Each line of the records has to be copied exactly, though the pictures must be left out.

Task inputs below:

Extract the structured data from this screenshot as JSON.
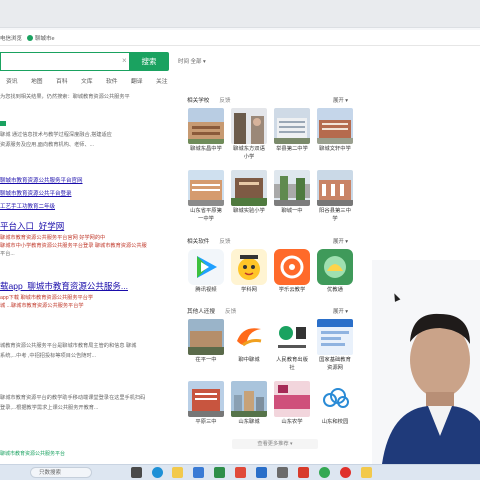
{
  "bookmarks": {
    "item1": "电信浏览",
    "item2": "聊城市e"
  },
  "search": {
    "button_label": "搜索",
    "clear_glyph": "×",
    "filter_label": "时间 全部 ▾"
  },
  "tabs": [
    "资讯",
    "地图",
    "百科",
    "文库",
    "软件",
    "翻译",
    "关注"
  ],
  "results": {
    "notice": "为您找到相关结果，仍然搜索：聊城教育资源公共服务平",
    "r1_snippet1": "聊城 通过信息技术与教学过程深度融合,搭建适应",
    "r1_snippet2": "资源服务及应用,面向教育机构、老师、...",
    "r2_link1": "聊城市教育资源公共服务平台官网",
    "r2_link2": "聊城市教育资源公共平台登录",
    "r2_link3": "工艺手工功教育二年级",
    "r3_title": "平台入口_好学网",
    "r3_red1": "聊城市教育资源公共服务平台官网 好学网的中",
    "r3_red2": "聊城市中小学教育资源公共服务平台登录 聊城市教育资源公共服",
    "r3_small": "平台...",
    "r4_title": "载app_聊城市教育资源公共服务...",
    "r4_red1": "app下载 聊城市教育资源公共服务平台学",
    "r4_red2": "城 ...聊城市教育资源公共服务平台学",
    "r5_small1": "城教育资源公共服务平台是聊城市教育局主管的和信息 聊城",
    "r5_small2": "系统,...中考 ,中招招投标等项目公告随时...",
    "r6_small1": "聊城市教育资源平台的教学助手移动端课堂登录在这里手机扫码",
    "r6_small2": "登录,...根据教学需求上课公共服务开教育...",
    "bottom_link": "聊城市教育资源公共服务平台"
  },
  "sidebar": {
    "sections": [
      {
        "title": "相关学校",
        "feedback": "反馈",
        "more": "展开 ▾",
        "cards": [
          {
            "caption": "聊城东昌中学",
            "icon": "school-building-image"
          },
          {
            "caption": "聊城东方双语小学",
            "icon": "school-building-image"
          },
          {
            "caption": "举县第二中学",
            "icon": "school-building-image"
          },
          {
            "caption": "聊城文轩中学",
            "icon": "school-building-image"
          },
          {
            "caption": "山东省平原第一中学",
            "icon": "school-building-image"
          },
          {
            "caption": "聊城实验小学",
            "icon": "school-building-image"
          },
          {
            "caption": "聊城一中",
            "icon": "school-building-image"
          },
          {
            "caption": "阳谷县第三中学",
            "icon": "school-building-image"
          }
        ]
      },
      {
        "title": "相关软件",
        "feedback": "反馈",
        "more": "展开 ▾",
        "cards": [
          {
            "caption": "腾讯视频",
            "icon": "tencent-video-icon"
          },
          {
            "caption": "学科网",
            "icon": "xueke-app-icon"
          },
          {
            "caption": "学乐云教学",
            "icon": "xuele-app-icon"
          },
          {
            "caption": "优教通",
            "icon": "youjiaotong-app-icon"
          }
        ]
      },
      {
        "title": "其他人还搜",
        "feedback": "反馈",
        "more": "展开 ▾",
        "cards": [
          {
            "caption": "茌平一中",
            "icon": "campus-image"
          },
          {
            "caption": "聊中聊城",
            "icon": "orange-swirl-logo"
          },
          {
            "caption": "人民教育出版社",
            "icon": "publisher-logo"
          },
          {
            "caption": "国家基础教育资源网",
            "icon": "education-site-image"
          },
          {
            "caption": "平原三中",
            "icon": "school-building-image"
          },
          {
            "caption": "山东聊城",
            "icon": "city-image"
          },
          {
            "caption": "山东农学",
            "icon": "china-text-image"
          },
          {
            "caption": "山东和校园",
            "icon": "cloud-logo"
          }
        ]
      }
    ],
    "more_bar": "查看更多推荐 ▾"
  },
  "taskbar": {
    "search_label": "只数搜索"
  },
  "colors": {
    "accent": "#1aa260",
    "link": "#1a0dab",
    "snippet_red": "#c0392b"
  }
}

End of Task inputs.

(Response)
Extract the structured data from this screenshot as JSON.
{
  "bookmarks": {
    "item1": "电信浏览",
    "item2": "聊城市e"
  },
  "search": {
    "button_label": "搜索",
    "clear_glyph": "×",
    "filter_label": "时间 全部 ▾"
  },
  "tabs": [
    "资讯",
    "地图",
    "百科",
    "文库",
    "软件",
    "翻译",
    "关注"
  ],
  "results": {
    "notice": "为您找到相关结果，仍然搜索：聊城教育资源公共服务平",
    "r1_snippet1": "聊城 通过信息技术与教学过程深度融合,搭建适应",
    "r1_snippet2": "资源服务及应用,面向教育机构、老师、...",
    "r2_link1": "聊城市教育资源公共服务平台官网",
    "r2_link2": "聊城市教育资源公共平台登录",
    "r2_link3": "工艺手工功教育二年级",
    "r3_title": "平台入口_好学网",
    "r3_red1": "聊城市教育资源公共服务平台官网 好学网的中",
    "r3_red2": "聊城市中小学教育资源公共服务平台登录 聊城市教育资源公共服",
    "r3_small": "平台...",
    "r4_title": "载app_聊城市教育资源公共服务...",
    "r4_red1": "app下载 聊城市教育资源公共服务平台学",
    "r4_red2": "城 ...聊城市教育资源公共服务平台学",
    "r5_small1": "城教育资源公共服务平台是聊城市教育局主管的和信息 聊城",
    "r5_small2": "系统,...中考 ,中招招投标等项目公告随时...",
    "r6_small1": "聊城市教育资源平台的教学助手移动端课堂登录在这里手机扫码",
    "r6_small2": "登录,...根据教学需求上课公共服务开教育...",
    "bottom_link": "聊城市教育资源公共服务平台"
  },
  "sidebar": {
    "sections": [
      {
        "title": "相关学校",
        "feedback": "反馈",
        "more": "展开 ▾",
        "cards": [
          {
            "caption": "聊城东昌中学",
            "icon": "school-building-image"
          },
          {
            "caption": "聊城东方双语小学",
            "icon": "school-building-image"
          },
          {
            "caption": "举县第二中学",
            "icon": "school-building-image"
          },
          {
            "caption": "聊城文轩中学",
            "icon": "school-building-image"
          },
          {
            "caption": "山东省平原第一中学",
            "icon": "school-building-image"
          },
          {
            "caption": "聊城实验小学",
            "icon": "school-building-image"
          },
          {
            "caption": "聊城一中",
            "icon": "school-building-image"
          },
          {
            "caption": "阳谷县第三中学",
            "icon": "school-building-image"
          }
        ]
      },
      {
        "title": "相关软件",
        "feedback": "反馈",
        "more": "展开 ▾",
        "cards": [
          {
            "caption": "腾讯视频",
            "icon": "tencent-video-icon"
          },
          {
            "caption": "学科网",
            "icon": "xueke-app-icon"
          },
          {
            "caption": "学乐云教学",
            "icon": "xuele-app-icon"
          },
          {
            "caption": "优教通",
            "icon": "youjiaotong-app-icon"
          }
        ]
      },
      {
        "title": "其他人还搜",
        "feedback": "反馈",
        "more": "展开 ▾",
        "cards": [
          {
            "caption": "茌平一中",
            "icon": "campus-image"
          },
          {
            "caption": "聊中聊城",
            "icon": "orange-swirl-logo"
          },
          {
            "caption": "人民教育出版社",
            "icon": "publisher-logo"
          },
          {
            "caption": "国家基础教育资源网",
            "icon": "education-site-image"
          },
          {
            "caption": "平原三中",
            "icon": "school-building-image"
          },
          {
            "caption": "山东聊城",
            "icon": "city-image"
          },
          {
            "caption": "山东农学",
            "icon": "china-text-image"
          },
          {
            "caption": "山东和校园",
            "icon": "cloud-logo"
          }
        ]
      }
    ],
    "more_bar": "查看更多推荐 ▾"
  },
  "taskbar": {
    "search_label": "只数搜索"
  },
  "colors": {
    "accent": "#1aa260",
    "link": "#1a0dab",
    "snippet_red": "#c0392b"
  }
}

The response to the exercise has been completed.